What is needed >> Search the records for lines with the word "hour" and copy each match.

Provided records >>
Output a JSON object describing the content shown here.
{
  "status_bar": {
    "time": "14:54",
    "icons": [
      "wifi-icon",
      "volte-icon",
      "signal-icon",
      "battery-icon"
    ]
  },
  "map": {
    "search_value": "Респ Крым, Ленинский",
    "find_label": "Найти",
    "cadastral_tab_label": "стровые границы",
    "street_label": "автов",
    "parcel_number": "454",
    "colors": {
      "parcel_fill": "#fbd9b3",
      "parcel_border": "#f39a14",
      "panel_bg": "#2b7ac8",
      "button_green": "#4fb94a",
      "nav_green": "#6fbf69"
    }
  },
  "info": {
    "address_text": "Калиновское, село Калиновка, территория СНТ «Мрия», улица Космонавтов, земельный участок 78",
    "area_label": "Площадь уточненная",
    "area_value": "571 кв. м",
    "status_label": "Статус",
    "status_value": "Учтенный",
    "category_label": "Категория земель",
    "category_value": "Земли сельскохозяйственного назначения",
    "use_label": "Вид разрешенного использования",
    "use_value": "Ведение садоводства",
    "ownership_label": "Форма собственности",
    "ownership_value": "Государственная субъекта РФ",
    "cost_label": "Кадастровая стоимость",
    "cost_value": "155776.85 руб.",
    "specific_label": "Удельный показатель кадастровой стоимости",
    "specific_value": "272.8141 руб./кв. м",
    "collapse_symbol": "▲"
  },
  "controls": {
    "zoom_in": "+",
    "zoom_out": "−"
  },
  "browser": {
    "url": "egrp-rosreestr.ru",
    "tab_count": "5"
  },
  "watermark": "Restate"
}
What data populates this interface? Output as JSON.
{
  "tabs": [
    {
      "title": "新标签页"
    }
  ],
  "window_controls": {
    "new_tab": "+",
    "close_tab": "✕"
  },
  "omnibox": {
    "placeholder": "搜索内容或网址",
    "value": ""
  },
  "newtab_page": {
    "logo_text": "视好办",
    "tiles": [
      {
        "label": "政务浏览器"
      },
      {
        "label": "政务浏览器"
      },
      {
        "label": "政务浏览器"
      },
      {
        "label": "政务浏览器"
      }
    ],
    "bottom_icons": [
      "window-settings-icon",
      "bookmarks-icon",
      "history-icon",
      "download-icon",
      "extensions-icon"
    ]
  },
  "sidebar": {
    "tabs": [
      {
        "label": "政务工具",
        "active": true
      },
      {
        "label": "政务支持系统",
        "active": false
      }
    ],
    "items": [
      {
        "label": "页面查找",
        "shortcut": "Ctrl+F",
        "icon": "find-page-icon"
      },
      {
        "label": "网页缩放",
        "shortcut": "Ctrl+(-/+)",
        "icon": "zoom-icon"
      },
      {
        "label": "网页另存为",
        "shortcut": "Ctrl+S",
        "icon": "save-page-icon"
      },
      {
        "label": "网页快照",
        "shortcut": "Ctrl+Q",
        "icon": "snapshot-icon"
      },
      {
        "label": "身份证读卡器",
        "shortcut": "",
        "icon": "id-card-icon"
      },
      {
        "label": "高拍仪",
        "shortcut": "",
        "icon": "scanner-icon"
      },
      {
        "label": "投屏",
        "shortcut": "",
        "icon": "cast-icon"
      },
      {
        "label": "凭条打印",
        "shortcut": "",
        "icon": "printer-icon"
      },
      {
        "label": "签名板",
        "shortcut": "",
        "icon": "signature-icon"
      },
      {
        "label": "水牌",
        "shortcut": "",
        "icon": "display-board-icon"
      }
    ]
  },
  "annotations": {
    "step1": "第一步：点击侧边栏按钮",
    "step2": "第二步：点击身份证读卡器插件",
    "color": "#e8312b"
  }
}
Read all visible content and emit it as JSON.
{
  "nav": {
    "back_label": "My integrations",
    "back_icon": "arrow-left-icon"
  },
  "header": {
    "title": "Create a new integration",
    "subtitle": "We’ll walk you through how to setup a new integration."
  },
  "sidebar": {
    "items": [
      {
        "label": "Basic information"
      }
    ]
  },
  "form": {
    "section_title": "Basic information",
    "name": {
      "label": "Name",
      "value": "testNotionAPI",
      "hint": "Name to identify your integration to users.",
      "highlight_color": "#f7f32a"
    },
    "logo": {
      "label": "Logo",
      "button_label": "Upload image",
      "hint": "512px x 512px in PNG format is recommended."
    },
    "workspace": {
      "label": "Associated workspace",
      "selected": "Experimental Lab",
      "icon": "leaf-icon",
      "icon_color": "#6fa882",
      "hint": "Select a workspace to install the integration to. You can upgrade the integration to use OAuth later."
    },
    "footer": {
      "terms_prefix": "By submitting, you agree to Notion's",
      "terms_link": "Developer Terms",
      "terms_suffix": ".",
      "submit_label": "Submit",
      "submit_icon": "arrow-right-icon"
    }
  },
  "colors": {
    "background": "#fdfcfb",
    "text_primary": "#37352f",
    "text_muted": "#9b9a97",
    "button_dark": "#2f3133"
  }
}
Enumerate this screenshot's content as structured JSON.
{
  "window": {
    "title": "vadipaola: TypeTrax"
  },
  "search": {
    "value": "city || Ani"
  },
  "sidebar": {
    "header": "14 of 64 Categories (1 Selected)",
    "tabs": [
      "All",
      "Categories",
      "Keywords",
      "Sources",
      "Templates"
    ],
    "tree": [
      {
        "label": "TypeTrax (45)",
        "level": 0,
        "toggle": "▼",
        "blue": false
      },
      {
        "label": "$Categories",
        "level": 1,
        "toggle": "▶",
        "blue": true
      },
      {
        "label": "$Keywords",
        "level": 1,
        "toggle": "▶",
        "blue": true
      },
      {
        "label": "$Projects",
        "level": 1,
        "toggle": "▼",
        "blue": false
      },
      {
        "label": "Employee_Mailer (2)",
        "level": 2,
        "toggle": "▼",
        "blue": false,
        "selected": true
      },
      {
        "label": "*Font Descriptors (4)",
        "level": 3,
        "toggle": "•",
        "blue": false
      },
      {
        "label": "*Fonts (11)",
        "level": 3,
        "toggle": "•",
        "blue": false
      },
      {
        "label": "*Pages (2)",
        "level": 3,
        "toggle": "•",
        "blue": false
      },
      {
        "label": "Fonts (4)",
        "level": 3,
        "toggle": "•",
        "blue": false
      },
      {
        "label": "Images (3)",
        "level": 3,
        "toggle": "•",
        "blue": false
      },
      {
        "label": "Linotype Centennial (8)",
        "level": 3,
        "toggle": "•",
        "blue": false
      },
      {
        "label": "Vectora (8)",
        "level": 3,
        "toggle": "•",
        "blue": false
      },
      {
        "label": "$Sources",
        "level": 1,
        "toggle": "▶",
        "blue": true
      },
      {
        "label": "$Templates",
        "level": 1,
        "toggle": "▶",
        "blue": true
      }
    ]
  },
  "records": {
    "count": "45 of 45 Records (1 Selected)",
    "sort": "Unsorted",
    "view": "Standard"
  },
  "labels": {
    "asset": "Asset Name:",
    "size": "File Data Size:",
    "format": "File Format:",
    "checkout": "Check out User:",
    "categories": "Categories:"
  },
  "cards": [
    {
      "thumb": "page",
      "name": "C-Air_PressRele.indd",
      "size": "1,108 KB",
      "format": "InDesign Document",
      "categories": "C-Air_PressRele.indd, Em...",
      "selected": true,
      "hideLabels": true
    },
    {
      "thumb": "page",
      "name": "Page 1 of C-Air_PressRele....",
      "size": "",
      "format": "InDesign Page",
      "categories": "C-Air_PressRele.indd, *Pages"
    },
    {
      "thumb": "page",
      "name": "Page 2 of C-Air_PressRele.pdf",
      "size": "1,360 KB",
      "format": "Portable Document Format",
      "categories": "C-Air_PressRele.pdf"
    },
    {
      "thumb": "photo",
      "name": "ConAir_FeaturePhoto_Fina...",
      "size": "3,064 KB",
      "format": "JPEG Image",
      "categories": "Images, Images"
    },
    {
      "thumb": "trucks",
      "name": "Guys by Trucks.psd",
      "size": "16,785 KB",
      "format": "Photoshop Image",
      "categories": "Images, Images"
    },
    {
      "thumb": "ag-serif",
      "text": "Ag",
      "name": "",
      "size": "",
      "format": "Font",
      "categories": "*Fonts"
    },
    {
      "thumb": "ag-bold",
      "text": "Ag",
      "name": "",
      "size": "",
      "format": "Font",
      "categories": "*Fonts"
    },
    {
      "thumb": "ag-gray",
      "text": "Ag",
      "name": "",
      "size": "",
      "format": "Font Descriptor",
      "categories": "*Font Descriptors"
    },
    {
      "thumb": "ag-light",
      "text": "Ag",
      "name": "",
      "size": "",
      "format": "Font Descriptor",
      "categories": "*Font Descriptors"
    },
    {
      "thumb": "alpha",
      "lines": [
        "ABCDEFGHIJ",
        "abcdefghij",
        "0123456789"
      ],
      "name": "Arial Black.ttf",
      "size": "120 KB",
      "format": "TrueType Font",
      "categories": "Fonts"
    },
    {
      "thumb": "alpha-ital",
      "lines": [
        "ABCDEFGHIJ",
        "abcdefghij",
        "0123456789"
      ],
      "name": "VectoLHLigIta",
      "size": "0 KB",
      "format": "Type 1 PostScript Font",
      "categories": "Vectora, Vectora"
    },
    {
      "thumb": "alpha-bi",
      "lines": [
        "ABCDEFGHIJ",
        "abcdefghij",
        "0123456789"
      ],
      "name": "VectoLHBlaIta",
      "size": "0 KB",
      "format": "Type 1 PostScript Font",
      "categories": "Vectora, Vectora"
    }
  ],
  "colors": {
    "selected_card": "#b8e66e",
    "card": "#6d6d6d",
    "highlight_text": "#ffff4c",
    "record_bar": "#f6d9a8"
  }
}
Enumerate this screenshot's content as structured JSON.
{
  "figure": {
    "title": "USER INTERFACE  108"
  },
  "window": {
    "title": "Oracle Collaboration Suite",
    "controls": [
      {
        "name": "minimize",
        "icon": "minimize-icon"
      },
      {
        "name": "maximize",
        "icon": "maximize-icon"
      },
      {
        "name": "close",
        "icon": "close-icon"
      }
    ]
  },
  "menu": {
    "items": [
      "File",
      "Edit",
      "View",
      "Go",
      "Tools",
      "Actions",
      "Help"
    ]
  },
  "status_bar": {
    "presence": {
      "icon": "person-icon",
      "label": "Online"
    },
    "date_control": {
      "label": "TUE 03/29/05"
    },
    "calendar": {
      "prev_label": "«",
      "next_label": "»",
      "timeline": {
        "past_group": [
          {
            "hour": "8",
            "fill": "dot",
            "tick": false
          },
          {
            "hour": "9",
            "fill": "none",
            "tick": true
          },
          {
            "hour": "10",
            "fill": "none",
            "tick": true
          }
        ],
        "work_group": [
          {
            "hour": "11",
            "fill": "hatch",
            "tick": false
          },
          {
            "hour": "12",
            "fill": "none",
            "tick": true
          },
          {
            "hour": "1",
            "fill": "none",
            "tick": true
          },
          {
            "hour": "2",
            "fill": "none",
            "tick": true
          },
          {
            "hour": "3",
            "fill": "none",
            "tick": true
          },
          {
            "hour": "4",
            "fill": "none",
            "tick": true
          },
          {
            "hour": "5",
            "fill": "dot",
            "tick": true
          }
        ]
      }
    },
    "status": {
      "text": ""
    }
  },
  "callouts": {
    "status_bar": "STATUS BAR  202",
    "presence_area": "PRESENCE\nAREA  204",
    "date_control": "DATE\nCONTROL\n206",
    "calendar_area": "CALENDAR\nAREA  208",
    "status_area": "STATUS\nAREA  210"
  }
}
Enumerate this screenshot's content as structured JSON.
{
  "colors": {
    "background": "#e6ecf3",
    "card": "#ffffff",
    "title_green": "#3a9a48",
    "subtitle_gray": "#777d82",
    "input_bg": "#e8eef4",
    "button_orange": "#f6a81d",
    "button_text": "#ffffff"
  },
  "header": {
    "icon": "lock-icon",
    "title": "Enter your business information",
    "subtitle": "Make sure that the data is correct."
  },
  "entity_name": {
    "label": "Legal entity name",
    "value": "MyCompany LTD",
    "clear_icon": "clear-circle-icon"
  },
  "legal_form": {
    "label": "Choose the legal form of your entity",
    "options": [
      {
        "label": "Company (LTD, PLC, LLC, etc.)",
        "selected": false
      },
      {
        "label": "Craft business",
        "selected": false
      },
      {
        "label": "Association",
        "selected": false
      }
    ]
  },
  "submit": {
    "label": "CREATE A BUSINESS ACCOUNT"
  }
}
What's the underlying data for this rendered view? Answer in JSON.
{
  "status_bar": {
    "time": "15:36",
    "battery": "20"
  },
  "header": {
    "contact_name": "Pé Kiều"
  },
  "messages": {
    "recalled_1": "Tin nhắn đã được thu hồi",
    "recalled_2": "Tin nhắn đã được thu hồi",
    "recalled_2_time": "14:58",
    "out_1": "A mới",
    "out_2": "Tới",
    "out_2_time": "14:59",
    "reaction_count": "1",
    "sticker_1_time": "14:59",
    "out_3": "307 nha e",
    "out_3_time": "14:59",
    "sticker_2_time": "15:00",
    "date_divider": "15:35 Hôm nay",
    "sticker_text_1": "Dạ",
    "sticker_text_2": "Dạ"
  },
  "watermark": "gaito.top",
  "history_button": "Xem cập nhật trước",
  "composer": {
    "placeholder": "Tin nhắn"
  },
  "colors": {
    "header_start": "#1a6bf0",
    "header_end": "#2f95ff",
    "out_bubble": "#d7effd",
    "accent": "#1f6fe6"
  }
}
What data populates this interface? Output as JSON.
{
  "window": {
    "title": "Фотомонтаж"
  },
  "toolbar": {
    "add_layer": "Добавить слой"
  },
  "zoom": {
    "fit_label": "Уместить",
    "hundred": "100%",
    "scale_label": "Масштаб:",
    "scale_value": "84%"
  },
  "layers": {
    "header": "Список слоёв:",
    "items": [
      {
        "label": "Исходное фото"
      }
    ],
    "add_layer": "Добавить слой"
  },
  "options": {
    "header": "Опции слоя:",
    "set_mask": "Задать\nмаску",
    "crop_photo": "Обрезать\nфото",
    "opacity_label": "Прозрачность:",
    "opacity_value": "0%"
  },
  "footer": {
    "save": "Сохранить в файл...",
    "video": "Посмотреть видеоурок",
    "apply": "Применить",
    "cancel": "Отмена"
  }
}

Exercise answer >>
            "hour": "8",
            "hour": "9",
            "hour": "10",
            "hour": "11",
            "hour": "12",
            "hour": "1",
            "hour": "2",
            "hour": "3",
            "hour": "4",
            "hour": "5",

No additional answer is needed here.